Set in Boston (because where else would a Mark Wahlberg vehicle be set?), Spenser Confidential centers on Spenser, a recently released convict and ex-police officer. Spenser was thrown in jail after assaulting the captain of his precinct, and on the day of Spenser’s release, that same captain is murdered. The murder is pinned on a young trustworthy officer that Spenser knew in the academy, so hardheaded Spenser must rely on his old detective skills to find out who’s really behind the captain’s execution-style murder.
One of the film’s biggest issues is tone. There’s a twisty conspiracy involving a dog race track, drugs, and a Colombian gang that suggests the film has the makings of a solid noir story, but it never commits to the style. Also, as mentioned above, Wahlberg is so clearly phoning it in that no one would ever mistake him for a Phillip Marlowe-type. I think Wahlberg was going for something understated and cool, but he just comes across as half-asleep. The movie also tries to be a buddy cop comedy, awkwardly shoe-horning in Winston Duke as Hawk, an eccentric, animal loving UFC fighter who’s randomly saddled with Spenser, but it never comes up with anything funny.
Thankfully, director Peter Berg at least has the common sense to stage a brawl every 20 minutes or so to keep things lively, and he uses a bright color palette and some kinetic camera work to remind people that he was once the guy that made Friday Night Lights, and the far superior buddy comedy The Rundown. This is Berg and Wahlberg’s fifth film together after Lone Survivor, Patriots Day, Deepwater Horizon, and Mile 22, and it proves the pair should stick to films inspired by true stories. For some reason, Berg finds it necessary to show Spenser writing down simple notes like “Who killed John Boylan?” then underlining them three times for emphasis. It feels like a parody of a detective movie at times.
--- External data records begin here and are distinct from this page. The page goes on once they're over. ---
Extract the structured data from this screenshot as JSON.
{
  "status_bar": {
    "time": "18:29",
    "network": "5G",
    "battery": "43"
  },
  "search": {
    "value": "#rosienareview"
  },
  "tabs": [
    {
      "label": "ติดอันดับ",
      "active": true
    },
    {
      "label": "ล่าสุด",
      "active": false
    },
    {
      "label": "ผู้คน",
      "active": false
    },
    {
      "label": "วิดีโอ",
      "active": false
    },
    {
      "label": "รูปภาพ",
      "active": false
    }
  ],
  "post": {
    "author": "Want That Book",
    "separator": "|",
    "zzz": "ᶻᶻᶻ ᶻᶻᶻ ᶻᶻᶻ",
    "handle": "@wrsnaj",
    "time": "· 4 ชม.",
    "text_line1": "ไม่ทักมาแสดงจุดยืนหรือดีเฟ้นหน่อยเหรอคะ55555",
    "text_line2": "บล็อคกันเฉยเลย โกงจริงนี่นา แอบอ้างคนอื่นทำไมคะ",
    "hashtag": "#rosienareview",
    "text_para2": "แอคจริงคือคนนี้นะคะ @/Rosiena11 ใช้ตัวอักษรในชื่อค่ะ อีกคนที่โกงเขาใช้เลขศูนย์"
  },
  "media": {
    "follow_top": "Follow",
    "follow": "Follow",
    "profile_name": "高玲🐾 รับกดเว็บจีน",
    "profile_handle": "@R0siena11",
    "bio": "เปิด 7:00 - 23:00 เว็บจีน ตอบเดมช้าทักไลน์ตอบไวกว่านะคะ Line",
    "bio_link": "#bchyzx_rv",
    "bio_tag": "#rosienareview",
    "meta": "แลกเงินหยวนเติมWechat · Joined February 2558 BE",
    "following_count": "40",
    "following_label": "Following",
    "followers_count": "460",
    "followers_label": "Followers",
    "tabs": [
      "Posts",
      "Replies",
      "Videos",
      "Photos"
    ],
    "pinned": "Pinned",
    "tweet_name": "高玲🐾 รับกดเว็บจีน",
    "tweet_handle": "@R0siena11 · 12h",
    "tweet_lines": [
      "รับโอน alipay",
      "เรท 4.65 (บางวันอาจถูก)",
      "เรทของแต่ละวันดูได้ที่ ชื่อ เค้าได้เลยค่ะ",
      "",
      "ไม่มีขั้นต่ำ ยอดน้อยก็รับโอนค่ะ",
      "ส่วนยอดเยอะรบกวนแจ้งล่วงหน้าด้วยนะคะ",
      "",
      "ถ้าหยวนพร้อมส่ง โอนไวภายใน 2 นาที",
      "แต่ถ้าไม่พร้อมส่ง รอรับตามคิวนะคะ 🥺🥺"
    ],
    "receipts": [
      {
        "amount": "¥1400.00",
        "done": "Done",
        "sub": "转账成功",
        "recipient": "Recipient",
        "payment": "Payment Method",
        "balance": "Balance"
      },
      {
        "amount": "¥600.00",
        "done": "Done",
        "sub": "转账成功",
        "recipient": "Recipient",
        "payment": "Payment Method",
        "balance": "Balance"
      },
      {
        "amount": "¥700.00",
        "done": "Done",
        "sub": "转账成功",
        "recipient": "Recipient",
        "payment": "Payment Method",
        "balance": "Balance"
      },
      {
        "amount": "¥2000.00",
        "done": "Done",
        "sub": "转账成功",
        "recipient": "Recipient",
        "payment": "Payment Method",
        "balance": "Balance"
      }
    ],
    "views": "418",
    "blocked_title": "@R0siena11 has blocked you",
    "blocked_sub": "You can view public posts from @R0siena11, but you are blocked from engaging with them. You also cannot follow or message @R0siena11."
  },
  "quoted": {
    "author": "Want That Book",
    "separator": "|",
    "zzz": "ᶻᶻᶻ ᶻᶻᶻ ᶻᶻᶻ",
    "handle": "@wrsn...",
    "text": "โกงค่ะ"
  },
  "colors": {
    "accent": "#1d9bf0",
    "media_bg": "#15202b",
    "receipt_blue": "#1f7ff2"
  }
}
Speaking of a parody, comedian Iliza Shlesinger plays Spenser’s love interest as if she’s trying to recreate Heidi Gardner’s SNL character Angel, Every Boxer’s Girlfriend. She does manage to deliver a funny Batman analogy, one of the only jokes that the movie pulls off, but points deducted for her randomly howling “Go Sox!” during a sex scene. Alan Arkin, Bokeem Woodbine, and Marc Maron all give solid supporting performances, but even they can’t make some of these groan-worthy lines work. If Marc Maron serving as an exposition machine is one of the bright spots of your movie, that’s not great.
Spenser Confidential ends in a way that suggests that those involved hope to make a sequel, and that’s about as baffling as the film’s extended sequence of Wahlberg fighting off a dog. If one wants to watch a movie in the style of Spenser Confidential, they would be better off skipping to the end of the credits and watching whatever Netflix’s algorithm serves up next instead. It’s inconceivable that it’d be as half-baked as this movie. Case closed.